Wednesday, February 06, 2008

My Faith Is My Right

Never thought I'd put the slogan/motto of a Catholic girls' school as the title of a blog of mine, but there it is. Actually the real joke is that it isn't the slogan at all, which I read wrong, with me completing a semantic pattern that came naturally to me, while in truth it was all far more...well, 'Catholic'...namely 'Right' was actually 'Light'. Ahh, yes, now that makes much more sense! Still, this error in perception and inference still produced some interesting thoughts, which I'll 'share' with you.

Being of a libertarian (with a small 'l'!) inclination, the slogan--as I erroneously quoted it!--strikes me as self-evidently of merit and, if there are such things as 'human rights' to be considered 'inalienable'--no matter about the 'who' granting them, that being deity, nature or simply, as is actually the case, other people, from time to time and as they see fit--then surely the right to believe what one chooses to believe, however that 'choice' is made, should indeed be a right granted to everyone.

'Faith', of course, is just a terminological placeholder for 'belief', 'opinion', 'conviction', etc. And it is also obvious, at least to me, that, apart from the 'right to faith' aspect of the matter, not all faiths are created equal, if you will. Not all of them have the same grounding in demonstrable reality; though of course we have to be careful about what said 'reality' actually is!

There is another issue, too, namely that of 'choice' and whether a given instance of the concept 'choice' qualifies as such. Again, as one of libertarian persuasion, I am inclined to 'default' to assuming that any choice to believe this but not that qualifies as such--and that any argument by detractors from all quarters questioning it, usually with some excuse for why a choice wasn't either 'free' or 'informed' or 'educated' or whatever nuncupatory excuse they come up with...that any such argument is very probably self-serving on behalf of those making it, a slave as it were to whatever their personal agendas are.

Said 'default' position may be amended according to evidence presented, but by and large the right to think as one wills is about as sacred a human right as I can think of; second only to the right to live--and actually more pervasive than that, for even if deprived of the right to live by contingency one should still be allowed, in one's last moments, to think what one damn well wants or feels inclined to think. And 'faith' is just one aspect of thought, so naturally it's covered under that umbrella.

This all came up because the other day, on a Brisbane suburban train, I sat opposite a mother and daughter, late 30s and early teens, respectively, who, by dress and mannerisms gave me food for thought and made me wonder about who they were, what their relationship was, and so on. The girl wore a very neat and tidy school uniform, and the mother was dressed equally tidily.
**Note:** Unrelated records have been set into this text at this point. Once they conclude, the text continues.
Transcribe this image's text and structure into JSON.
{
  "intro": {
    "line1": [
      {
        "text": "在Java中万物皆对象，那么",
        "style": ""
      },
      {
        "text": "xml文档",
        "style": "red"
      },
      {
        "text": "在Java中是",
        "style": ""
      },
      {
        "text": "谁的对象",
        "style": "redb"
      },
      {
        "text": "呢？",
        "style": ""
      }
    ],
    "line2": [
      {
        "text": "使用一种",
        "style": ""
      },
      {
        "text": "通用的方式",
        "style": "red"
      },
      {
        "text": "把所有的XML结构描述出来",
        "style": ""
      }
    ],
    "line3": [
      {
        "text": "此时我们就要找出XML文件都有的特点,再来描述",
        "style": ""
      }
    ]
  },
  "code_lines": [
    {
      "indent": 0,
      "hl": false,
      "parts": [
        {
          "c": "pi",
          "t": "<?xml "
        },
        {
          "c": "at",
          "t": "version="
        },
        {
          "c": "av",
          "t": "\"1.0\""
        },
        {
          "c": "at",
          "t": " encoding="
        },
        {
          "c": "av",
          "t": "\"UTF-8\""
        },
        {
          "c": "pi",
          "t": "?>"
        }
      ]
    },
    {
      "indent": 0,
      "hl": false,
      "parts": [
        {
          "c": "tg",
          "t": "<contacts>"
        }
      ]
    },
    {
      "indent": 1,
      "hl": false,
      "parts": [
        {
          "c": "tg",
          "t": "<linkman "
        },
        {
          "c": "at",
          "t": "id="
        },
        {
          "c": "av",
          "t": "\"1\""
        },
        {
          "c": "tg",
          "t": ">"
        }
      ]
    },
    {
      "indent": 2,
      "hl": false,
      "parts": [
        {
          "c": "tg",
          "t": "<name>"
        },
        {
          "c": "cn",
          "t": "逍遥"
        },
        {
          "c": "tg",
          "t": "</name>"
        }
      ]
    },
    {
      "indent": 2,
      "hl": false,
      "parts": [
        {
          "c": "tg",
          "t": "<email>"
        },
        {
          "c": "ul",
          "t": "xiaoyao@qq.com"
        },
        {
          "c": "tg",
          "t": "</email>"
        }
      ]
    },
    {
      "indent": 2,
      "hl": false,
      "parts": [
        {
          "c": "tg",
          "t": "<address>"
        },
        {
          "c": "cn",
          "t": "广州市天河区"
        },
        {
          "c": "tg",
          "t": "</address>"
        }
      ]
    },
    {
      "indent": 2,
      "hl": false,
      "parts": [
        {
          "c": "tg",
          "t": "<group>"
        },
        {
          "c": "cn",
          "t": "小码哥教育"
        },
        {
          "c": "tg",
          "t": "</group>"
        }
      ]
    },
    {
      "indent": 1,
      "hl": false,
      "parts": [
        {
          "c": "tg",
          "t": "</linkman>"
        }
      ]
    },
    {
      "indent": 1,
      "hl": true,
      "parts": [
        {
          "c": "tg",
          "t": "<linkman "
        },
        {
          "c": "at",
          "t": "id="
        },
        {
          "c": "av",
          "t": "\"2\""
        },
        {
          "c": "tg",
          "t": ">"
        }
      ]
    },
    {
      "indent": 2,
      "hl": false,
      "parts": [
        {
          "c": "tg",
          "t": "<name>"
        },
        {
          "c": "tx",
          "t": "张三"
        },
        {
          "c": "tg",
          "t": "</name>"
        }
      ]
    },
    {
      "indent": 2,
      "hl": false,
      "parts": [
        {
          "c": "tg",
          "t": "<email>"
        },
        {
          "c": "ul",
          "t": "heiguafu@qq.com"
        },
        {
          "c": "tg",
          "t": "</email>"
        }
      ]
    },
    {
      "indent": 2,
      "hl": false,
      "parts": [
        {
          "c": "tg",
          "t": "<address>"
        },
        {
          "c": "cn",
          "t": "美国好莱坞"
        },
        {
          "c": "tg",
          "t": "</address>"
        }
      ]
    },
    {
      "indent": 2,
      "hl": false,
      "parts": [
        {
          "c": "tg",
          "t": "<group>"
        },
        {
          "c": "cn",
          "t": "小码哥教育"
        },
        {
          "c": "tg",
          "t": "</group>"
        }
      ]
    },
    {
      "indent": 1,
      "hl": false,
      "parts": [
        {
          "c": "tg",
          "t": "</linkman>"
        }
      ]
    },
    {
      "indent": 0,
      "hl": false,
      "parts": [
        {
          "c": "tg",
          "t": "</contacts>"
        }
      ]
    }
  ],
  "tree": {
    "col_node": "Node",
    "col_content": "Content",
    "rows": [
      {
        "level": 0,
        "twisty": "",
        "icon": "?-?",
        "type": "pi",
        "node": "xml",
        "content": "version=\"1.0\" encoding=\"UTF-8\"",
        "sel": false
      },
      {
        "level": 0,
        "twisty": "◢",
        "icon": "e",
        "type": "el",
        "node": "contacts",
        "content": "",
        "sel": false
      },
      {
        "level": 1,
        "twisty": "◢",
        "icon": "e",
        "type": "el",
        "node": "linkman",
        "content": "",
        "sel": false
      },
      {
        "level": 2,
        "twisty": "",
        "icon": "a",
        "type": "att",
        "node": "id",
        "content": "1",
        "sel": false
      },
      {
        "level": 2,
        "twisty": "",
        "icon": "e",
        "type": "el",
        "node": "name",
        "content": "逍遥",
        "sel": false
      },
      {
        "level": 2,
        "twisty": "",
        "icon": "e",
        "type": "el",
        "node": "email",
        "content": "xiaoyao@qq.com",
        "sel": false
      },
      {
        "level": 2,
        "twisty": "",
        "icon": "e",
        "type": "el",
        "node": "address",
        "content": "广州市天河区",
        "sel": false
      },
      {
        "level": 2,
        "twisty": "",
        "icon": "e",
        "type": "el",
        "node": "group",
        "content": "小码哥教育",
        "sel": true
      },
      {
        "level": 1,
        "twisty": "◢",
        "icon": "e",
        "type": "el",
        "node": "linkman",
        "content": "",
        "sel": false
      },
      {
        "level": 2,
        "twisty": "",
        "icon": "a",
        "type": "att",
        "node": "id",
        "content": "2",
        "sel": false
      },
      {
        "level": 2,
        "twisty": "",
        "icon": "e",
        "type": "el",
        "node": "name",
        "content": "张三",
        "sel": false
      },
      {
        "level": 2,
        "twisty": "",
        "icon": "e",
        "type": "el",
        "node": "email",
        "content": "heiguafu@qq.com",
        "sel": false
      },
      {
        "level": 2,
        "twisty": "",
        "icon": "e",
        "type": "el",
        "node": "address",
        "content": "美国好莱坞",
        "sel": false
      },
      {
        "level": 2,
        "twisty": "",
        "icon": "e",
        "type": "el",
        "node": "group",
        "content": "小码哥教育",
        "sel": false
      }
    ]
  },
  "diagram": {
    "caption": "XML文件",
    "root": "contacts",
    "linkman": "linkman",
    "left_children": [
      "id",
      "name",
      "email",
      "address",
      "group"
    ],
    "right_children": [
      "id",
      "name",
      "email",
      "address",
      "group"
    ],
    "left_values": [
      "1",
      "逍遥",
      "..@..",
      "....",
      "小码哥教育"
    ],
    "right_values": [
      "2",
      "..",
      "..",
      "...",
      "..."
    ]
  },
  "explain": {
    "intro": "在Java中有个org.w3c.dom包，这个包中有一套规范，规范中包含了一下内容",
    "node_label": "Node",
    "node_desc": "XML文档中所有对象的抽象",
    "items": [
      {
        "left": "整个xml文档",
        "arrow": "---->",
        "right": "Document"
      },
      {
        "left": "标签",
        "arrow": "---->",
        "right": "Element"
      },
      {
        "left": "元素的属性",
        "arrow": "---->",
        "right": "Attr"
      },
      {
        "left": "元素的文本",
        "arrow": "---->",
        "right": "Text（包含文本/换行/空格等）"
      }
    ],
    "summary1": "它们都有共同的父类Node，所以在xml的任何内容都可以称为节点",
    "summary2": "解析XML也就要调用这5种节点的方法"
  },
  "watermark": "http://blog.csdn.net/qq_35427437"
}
The girl, on her lap, had an immaculately clean school bag, with the emblem of the school and (most of) the slogan that titles this blog.

While I found myself nodding internally as I (mis)read the slogan, it also occurred to me that there's a corollary to it, the flipside of this particular Janus head. For these people with their in-your-face faith aren't just instances of some general principle of freedom-of-thought-choice, but of an emphatic choice with far-reaching consequences. Also, the girl's choices of what to believe, or so it might be argued by atheists--who provide some of the worst examples of I-know-better agenda-mongers--were possibly not of such a nature as to exhibit a sufficiency of 'freedom' to begin with; probably having been brainwashed, as it were, from day one of her existence. I have no concrete evidence for this, but there's plenty of the 'circumstantial' kind. If you had seen that mother and watched the interaction between the two...

Still, I ask, who isn't in some way or other 'brainwashed'? At the very least we are 'heavily influenced', and, if exposed to excessive degree to one thing and isolated from others, we are what may be called 'imprinted'. In either case, it's probably very hard to get rid of. And, yes, the same applies to being 'imprinted' with or habituated to ways of thought that are skeptical of certain things. Got to be careful with the stones in the glasshouse here. For the fact is that everybody lives in a glasshouse.

Anyway, about the flipside...

The corollary to My Faith Is My Right is To Live With The Consequences Of My Faith Is My Obligation.

And that's where the shit hits the fan, of course. Because even if you don't consider it your duty, life will make you live with the consequences of your thoughts no matter what you think. People are very good at asserting 'rights', but by and large they do far worse at accepting the associated obligations. And, with the Principle Of Cosmic Equipoise reigning supreme everywhere--even if usually it's more statistical than readily-quantifiable and usually rather convoluted at that--that makes for a significant mismatch between what they think is and should be, and what really is.

So, I wondered about the future, because that's what I do; trying to spin the yarn of the lives of these two people beyond the ten minutes or so they sat opposite me on that train. Two main lines of possible scenarios: ultimate submission or eventual rebellion. For that girl wasn't stupid. Subject to mother's thumb and probably smothered in her world view; but not stupid.

Submission or rebellion?

The things we'll never know...

The things we think about when we mis-read something, with a single letter obscured by the loop of a carry-handle...

No comments: